Buddy Miller and Jim Lauderdale again rocked the house at this super cool benefit show at $150 a ticket. Elvis Costello again played a set, wearing a hat with a flat crown and a suit. On one song he played a tiny electric guitar for no apparent reason other than it looked silly. Bill Kirchen was often in the spotlight and burned, soared, rocked, thundered on his vintage Telecaster. Then he took the mic for Dylan’s “The Times They Are A-Changing” and boy oh boy, the house lifted up in the air. What a barn burner. Hooray for Bill. Keyboards by the abundantly talented Austin De Lone.

Preservation Hall Jazz Band joined Elvis for the last set and shined, as always. Have I mentioned that I am a huge fan? Oh, yeah, guess I did but here it is again. Those guys are super cool.

Dinner at Farina, around the corner from the club, great Italian food. I had a locally brewed stout that knocked my socks off. Speaking of footwear, Nick complimented me on my Mark Nason distressed pointy toed shoes, saying, “You realize you’ve got the coolest shoes in San Francisco?” Nick is a dapper man himself, so this meant much more than receiving praise from a sales person at, say, Ben Sherman. Not to knock Ben Sherman, either. Actually, the Ben Sherman store is always one of our first stops in SF, and on this trip I bought a nice belt.

View from the Tribute stage at HSBG, just a sliver of a glimpse of that sea of people. LOTS OF PEOPLE.

Bill Kirchen annihilating all resistence with his stunningly great version of “The Times They Are a-Changing” at Preservation Hall West. On left are Buddy Miller, Jim Lauderdale, Elvis C. (bad iPhone pic).
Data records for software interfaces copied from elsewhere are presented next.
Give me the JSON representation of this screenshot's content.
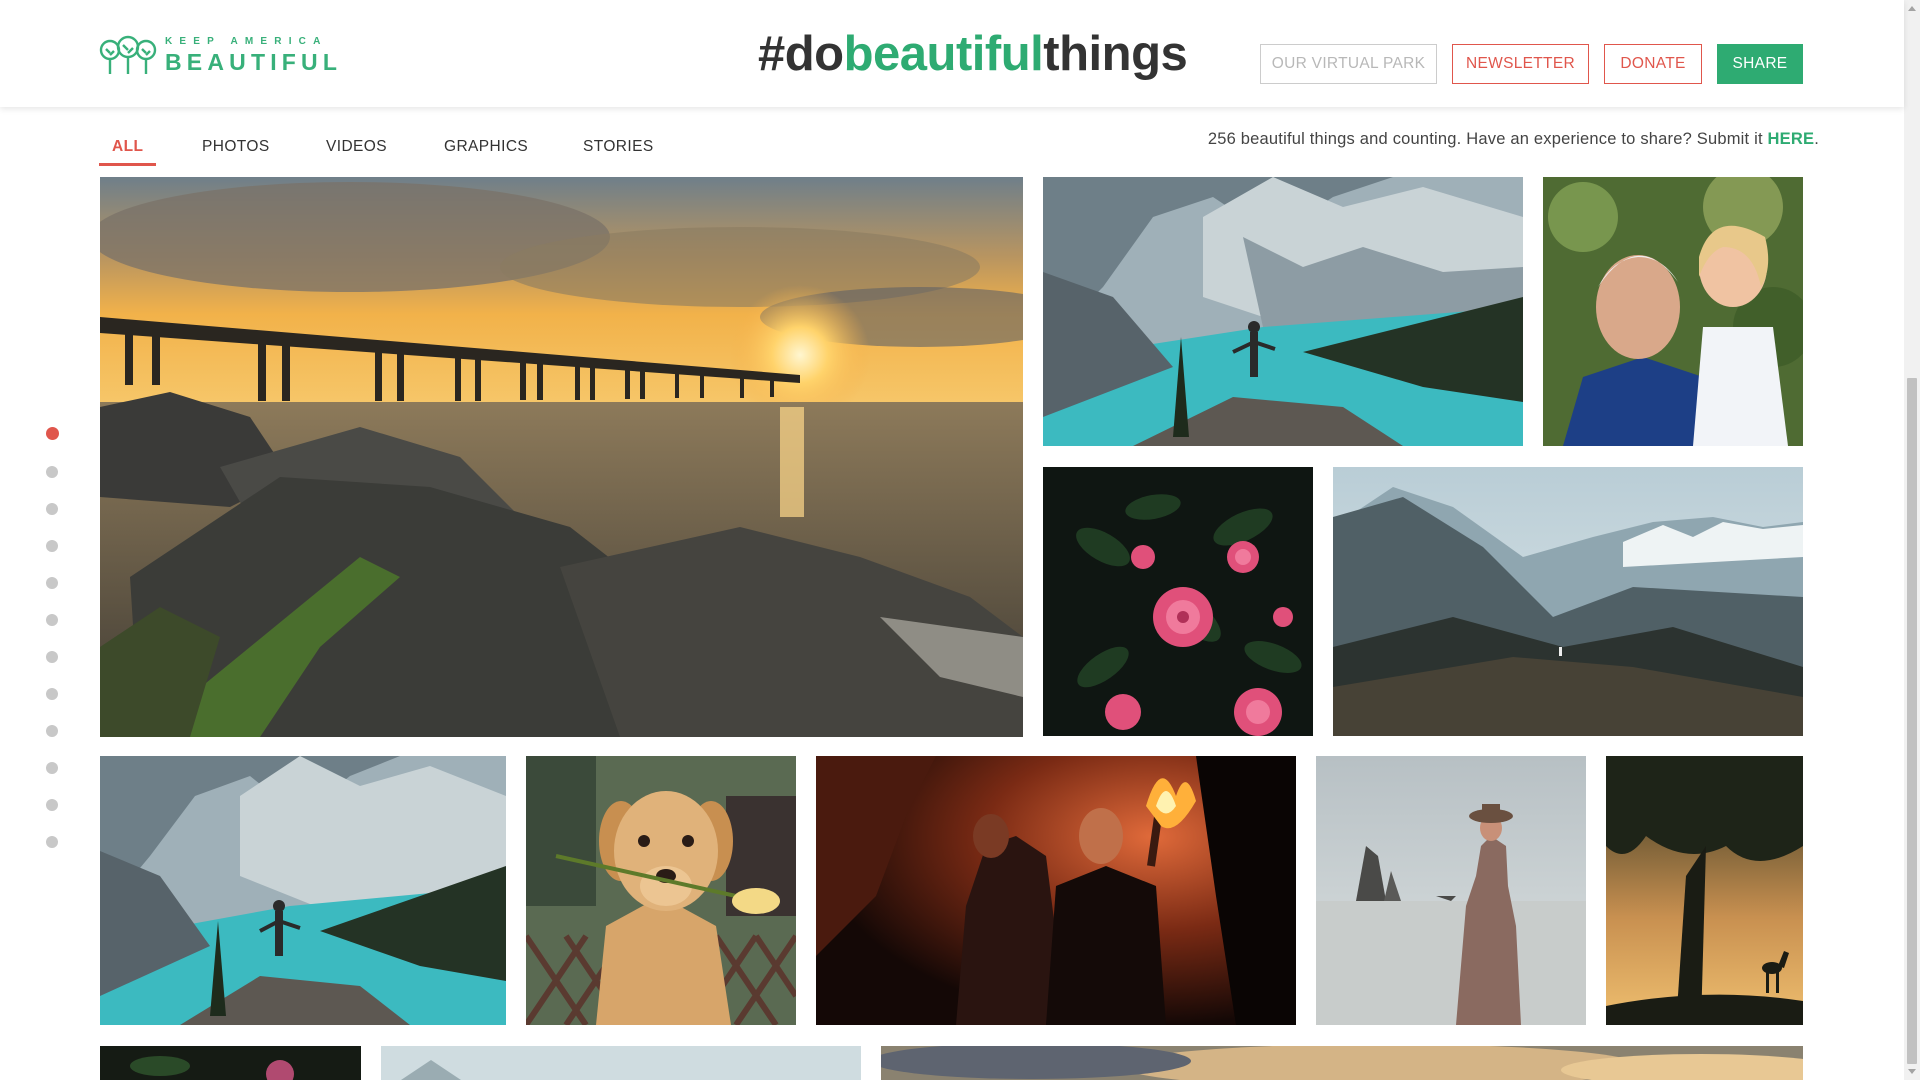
{
  "header": {
    "logo": {
      "top": "KEEP AMERICA",
      "bottom": "BEAUTIFUL",
      "icon": "three-trees-icon"
    },
    "hashtag": {
      "prefix": "#do",
      "highlight": "beautiful",
      "suffix": "things"
    },
    "buttons": {
      "virtual_park": "OUR VIRTUAL PARK",
      "newsletter": "NEWSLETTER",
      "donate": "DONATE",
      "share": "SHARE"
    }
  },
  "tabs": [
    "ALL",
    "PHOTOS",
    "VIDEOS",
    "GRAPHICS",
    "STORIES"
  ],
  "active_tab": "ALL",
  "counter": {
    "text": "256 beautiful things and counting. Have an experience to share? Submit it ",
    "link": "HERE",
    "end": "."
  },
  "side_nav": {
    "count": 12,
    "active_index": 0
  },
  "colors": {
    "brand_green": "#2eab72",
    "accent_red": "#e0564c",
    "text_dark": "#333333"
  },
  "gallery": [
    {
      "name": "photo-pier-sunset",
      "subject": "pier at sunset over rocky shore"
    },
    {
      "name": "photo-moraine-lake-hiker",
      "subject": "hiker on rock above turquoise mountain lake"
    },
    {
      "name": "photo-grandfather-granddaughter",
      "subject": "grandfather holding little girl"
    },
    {
      "name": "photo-pink-camellias",
      "subject": "pink camellia flowers"
    },
    {
      "name": "photo-mountain-valley",
      "subject": "person on hill facing mountain range"
    },
    {
      "name": "photo-moraine-lake-hiker-2",
      "subject": "hiker on rock above turquoise mountain lake"
    },
    {
      "name": "photo-golden-retriever-tulip",
      "subject": "golden retriever holding yellow tulip"
    },
    {
      "name": "photo-cave-torch",
      "subject": "men with torch in a cave"
    },
    {
      "name": "photo-woman-beach",
      "subject": "woman with hat on misty beach"
    },
    {
      "name": "photo-tree-deer-silhouette",
      "subject": "tree and deer silhouette at sunset"
    },
    {
      "name": "photo-flowers-partial",
      "subject": "flowers"
    },
    {
      "name": "photo-mountains-partial",
      "subject": "mountains"
    },
    {
      "name": "photo-clouds-partial",
      "subject": "sunset clouds"
    }
  ]
}
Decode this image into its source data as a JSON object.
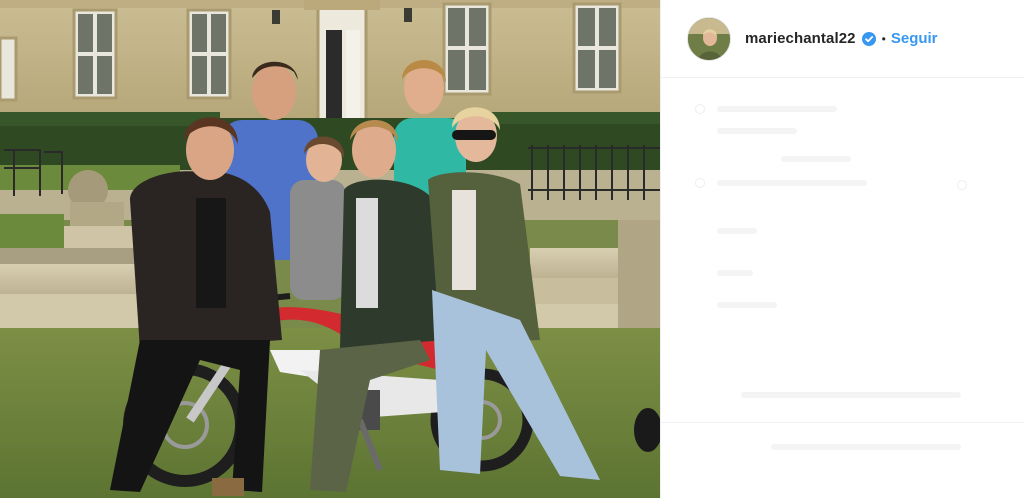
{
  "post": {
    "photo_alt": "",
    "author": {
      "username": "mariechantal22",
      "verified": true,
      "follow_label": "Seguir",
      "separator": "•"
    },
    "icons": {
      "verified": "verified-badge-icon",
      "avatar": "profile-avatar"
    },
    "colors": {
      "follow": "#3897f0",
      "verified": "#3897f0",
      "username": "#262626"
    }
  }
}
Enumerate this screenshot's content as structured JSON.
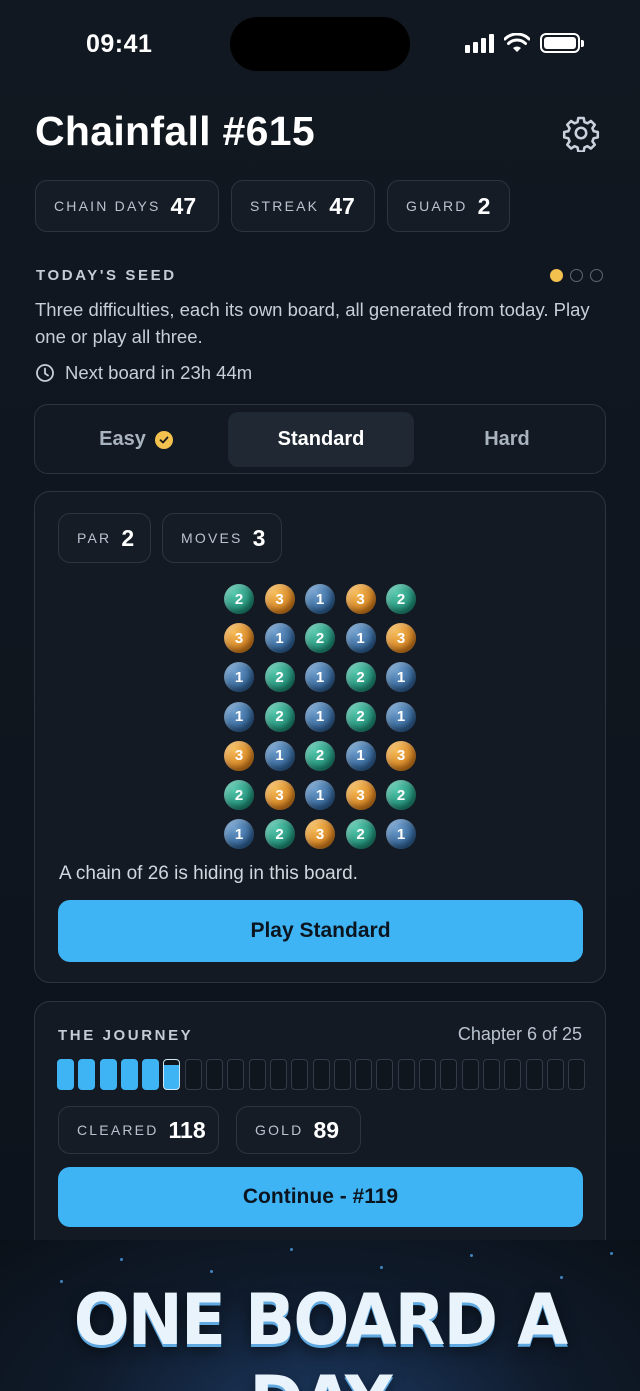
{
  "status_bar": {
    "time": "09:41"
  },
  "header": {
    "title": "Chainfall #615"
  },
  "stats": [
    {
      "label": "CHAIN DAYS",
      "value": "47"
    },
    {
      "label": "STREAK",
      "value": "47"
    },
    {
      "label": "GUARD",
      "value": "2"
    }
  ],
  "seed": {
    "label": "TODAY'S SEED",
    "description": "Three difficulties, each its own board, all generated from today. Play one or play all three.",
    "next_board": "Next board in 23h 44m",
    "page_dots": {
      "count": 3,
      "active": 0
    }
  },
  "tabs": [
    {
      "label": "Easy",
      "completed": true
    },
    {
      "label": "Standard",
      "selected": true
    },
    {
      "label": "Hard"
    }
  ],
  "board_card": {
    "par": {
      "label": "PAR",
      "value": "2"
    },
    "moves": {
      "label": "MOVES",
      "value": "3"
    },
    "grid": [
      [
        2,
        3,
        1,
        3,
        2
      ],
      [
        3,
        1,
        2,
        1,
        3
      ],
      [
        1,
        2,
        1,
        2,
        1
      ],
      [
        1,
        2,
        1,
        2,
        1
      ],
      [
        3,
        1,
        2,
        1,
        3
      ],
      [
        2,
        3,
        1,
        3,
        2
      ],
      [
        1,
        2,
        3,
        2,
        1
      ]
    ],
    "hint": "A chain of 26 is hiding in this board.",
    "play_label": "Play Standard"
  },
  "journey": {
    "label": "THE JOURNEY",
    "chapter": "Chapter 6 of 25",
    "segments_total": 25,
    "segments_completed": 5,
    "cleared": {
      "label": "CLEARED",
      "value": "118"
    },
    "gold": {
      "label": "GOLD",
      "value": "89"
    },
    "continue_label": "Continue - #119"
  },
  "promo": {
    "text": "ONE BOARD A DAY"
  },
  "colors": {
    "accent": "#3fb4f4",
    "gold": "#f2c14e",
    "ball_1": "#3f74a8",
    "ball_2": "#2aa68a",
    "ball_3": "#e8962e"
  }
}
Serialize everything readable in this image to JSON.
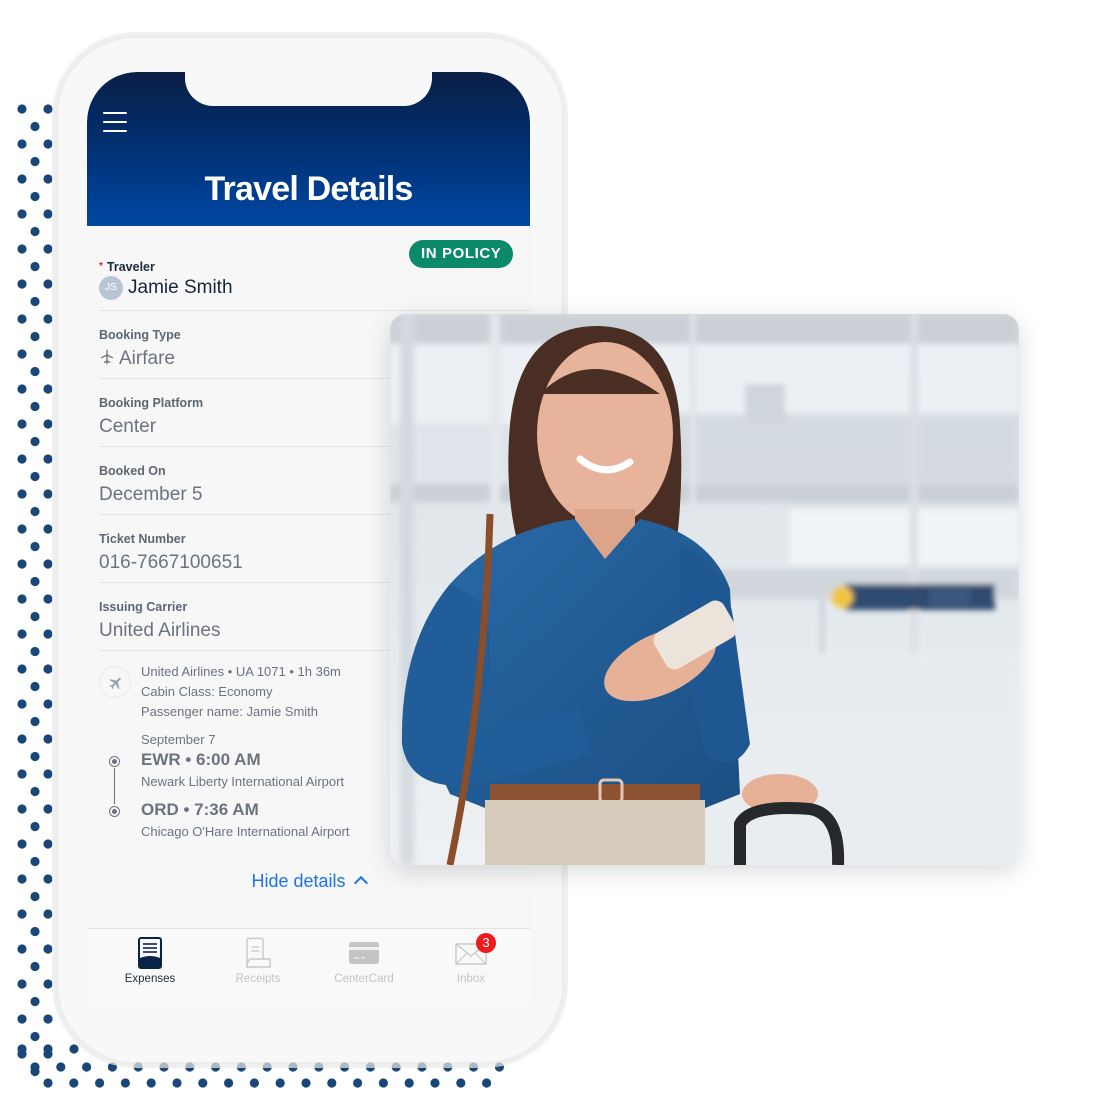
{
  "header": {
    "title": "Travel Details",
    "menu_icon": "hamburger-menu-icon"
  },
  "status_badge": "IN POLICY",
  "colors": {
    "header_top": "#0b1f45",
    "header_bottom": "#0047a3",
    "badge": "#0b8a6a",
    "link": "#1e73e8",
    "dots": "#1a4678",
    "notification": "#ea1c1c"
  },
  "traveler": {
    "label": "Traveler",
    "required_marker": "*",
    "initials": "JS",
    "name": "Jamie Smith"
  },
  "fields": [
    {
      "label": "Booking Type",
      "value": "Airfare",
      "icon": "airplane-icon"
    },
    {
      "label": "Booking Platform",
      "value": "Center"
    },
    {
      "label": "Booked On",
      "value": "December 5"
    },
    {
      "label": "Ticket Number",
      "value": "016-7667100651"
    },
    {
      "label": "Issuing Carrier",
      "value": "United Airlines"
    }
  ],
  "flight": {
    "summary": "United Airlines • UA 1071 • 1h 36m",
    "cabin": "Cabin Class: Economy",
    "passenger": "Passenger name: Jamie Smith",
    "date": "September 7",
    "departure": {
      "code_time": "EWR • 6:00 AM",
      "airport": "Newark Liberty International Airport"
    },
    "arrival": {
      "code_time": "ORD • 7:36 AM",
      "airport": "Chicago O'Hare International Airport"
    }
  },
  "hide_details_label": "Hide details",
  "tabs": [
    {
      "label": "Expenses",
      "icon": "expenses-icon",
      "active": true
    },
    {
      "label": "Receipts",
      "icon": "receipt-icon",
      "active": false
    },
    {
      "label": "CenterCard",
      "icon": "credit-card-icon",
      "active": false
    },
    {
      "label": "Inbox",
      "icon": "envelope-icon",
      "active": false,
      "badge": "3"
    }
  ],
  "photo": {
    "description": "Woman in blue blouse smiling at smartphone in airport terminal, holding luggage handle"
  }
}
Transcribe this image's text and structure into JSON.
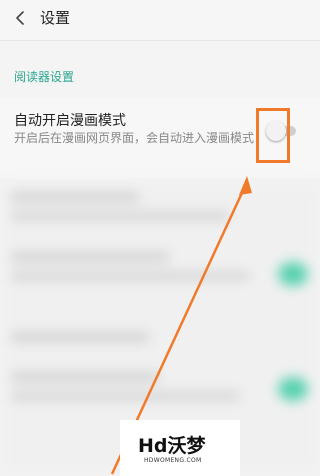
{
  "header": {
    "title": "设置",
    "back_icon": "back-arrow-icon"
  },
  "section": {
    "header": "阅读器设置"
  },
  "setting": {
    "title": "自动开启漫画模式",
    "description": "开启后在漫画网页界面，会自动进入漫画模式",
    "toggle_state": "off"
  },
  "colors": {
    "accent": "#2aa58f",
    "annotation": "#f07a2a",
    "blurred_toggle": "#58d1b0"
  },
  "watermark": {
    "text": "Hd沃梦",
    "subtext": "HDWOMENG.COM"
  }
}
Filed under BLUES, MURDER BALLADS & OTHER COOL RACKET, travel & food, Your basic culture thing